You’ll also start to find the holes in your current education system. If you thought your education staff had trouble just getting across basic hospital policies for regulatory issues – Prepare yourself to educate them on new software updates, new order sets, and new workflows. And every time the insurance companies ask for more documentation, you’ll find yourself making more changes that all of your clinical staff will need to know.
Again, informatics helps to address these needs.
So why haven’t you heard much about this field, even though a lot of large universities teach programs in it? Mostly because it’s so poorly understood by those outside the informatics field.
In my opinion, the term “Informatics” itself lends to an association with “IT”. Unfortunately, as a result, it often gets lumped together with IT from a budget perspective, which hurts the informatics effort because, well, “We’ve already got enough people working in IT!”.
Question : So if you need to have “informatics” to help support your EMR, where do you get it?
Fortunately, there are good consultants who will help you understand informatics, and develop an informatics group inside your hospital. The problem, though, is that they probably won’t be able to give you concrete answers to your IT implementation questions – Not without a lot of research first, which can be costly. The informatics answers you need rely on a solid understanding of your clinical workflows, which outside consultants may take time and money to learn.
So you have to look within your organization for those people who know the workflows.

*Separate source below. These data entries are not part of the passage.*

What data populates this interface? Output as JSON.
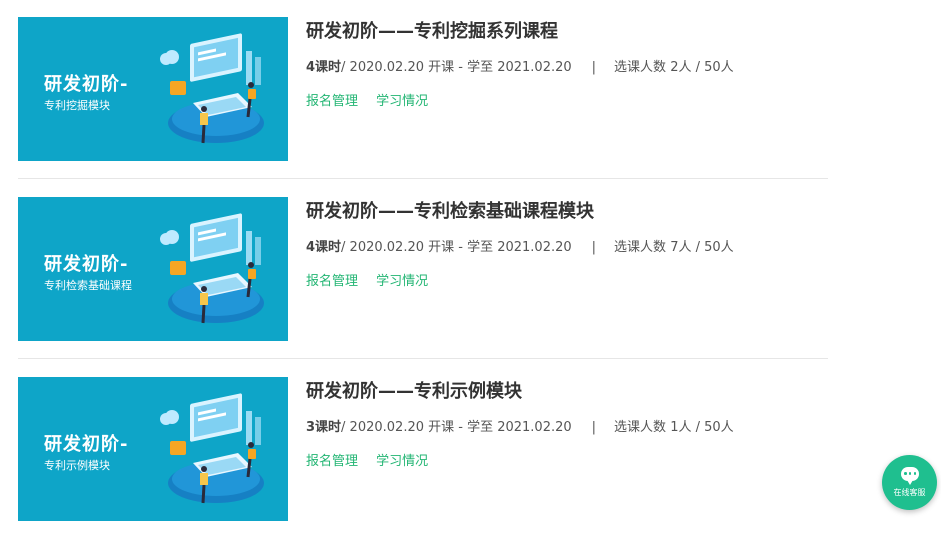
{
  "courses": [
    {
      "thumb_title": "研发初阶-",
      "thumb_subtitle": "专利挖掘模块",
      "title": "研发初阶——专利挖掘系列课程",
      "lessons": "4课时",
      "schedule": "/ 2020.02.20 开课 - 学至 2021.02.20",
      "separator": "|",
      "enroll_label": "选课人数 ",
      "enroll_count": "2人 / 50人",
      "actions": [
        "报名管理",
        "学习情况"
      ]
    },
    {
      "thumb_title": "研发初阶-",
      "thumb_subtitle": "专利检索基础课程",
      "title": "研发初阶——专利检索基础课程模块",
      "lessons": "4课时",
      "schedule": "/ 2020.02.20 开课 - 学至 2021.02.20",
      "separator": "|",
      "enroll_label": "选课人数 ",
      "enroll_count": "7人 / 50人",
      "actions": [
        "报名管理",
        "学习情况"
      ]
    },
    {
      "thumb_title": "研发初阶-",
      "thumb_subtitle": "专利示例模块",
      "title": "研发初阶——专利示例模块",
      "lessons": "3课时",
      "schedule": "/ 2020.02.20 开课 - 学至 2021.02.20",
      "separator": "|",
      "enroll_label": "选课人数 ",
      "enroll_count": "1人 / 50人",
      "actions": [
        "报名管理",
        "学习情况"
      ]
    }
  ],
  "chat_widget": {
    "label": "在线客服",
    "icon": "chat-bubble-icon"
  },
  "colors": {
    "thumb_background": "#0ea5c8",
    "action_link": "#22b573",
    "chat_widget": "#1fbf8f"
  }
}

And then figure out how to analyze them, and have the governance and administrative support to rearrange them to meet your new electronic world you’re functioning in.
And this is where a good CMIO can help you.
A CMIO (Chief Medical Informatics Officer) is a relatively new position in healthcare, but generally it’s a physician who practices at least part time in your organization, and who can help build and lead an informatics group that will help you determine :
1. What new software features / order sets are needed? (Remember : Translating paper order sets into the electronic world is almost impossible – Be prepared to re-write most of them!)
2. What workflow changes are needed to support the new order sets?
3. What education / training is needed to support the new workflows?
4. What policies are needed to support the new workflows?
In this way, a clinical informatics group suddenly becomes a very useful tool to figure out these issues. If you don’t have a clinical informatics group, your clinical managers will point the fingers at the clinicians who will point their fingers at the IT staff who will point their fingers at the policies, and the cycle will never get broken. In a few months, you’ll start to hear things like “The doctors and nurses aren’t doing what we trained them to do!” and “The software stinks!” and “Why don’t the order sets do what they say?”.
But with a good CMIO, you can start to build a clinical informatics group that starts to tackle these issues, and keep your EMR and informatics culture alive and robust. And you’ll be much more adept at meeting the rapidly-changing needs of modern healthcare. Think of your informatics group as the gardeners tending to your rather expensive garden. (This is what those informatics schools have been teaching!) :)
And sure enough, healthcare’s demand for clinical informatics has suddenly taken off. According to Simplyhired.com, positions for “Clinical Informatics Jobs” increased 91% from March 2008-September 2009.
Question : So does this mean I have to hire a whole bunch of new people? How do I find them? Where do I find them? How much will it cost? You told me outside consultants might have trouble learning my organization’s clinical workflows!
Relax, fearless reader. For the betterment of healthcare in our nation, I’m going to write more next time to shed some light on ideas you can use to figure out how to develop such a team.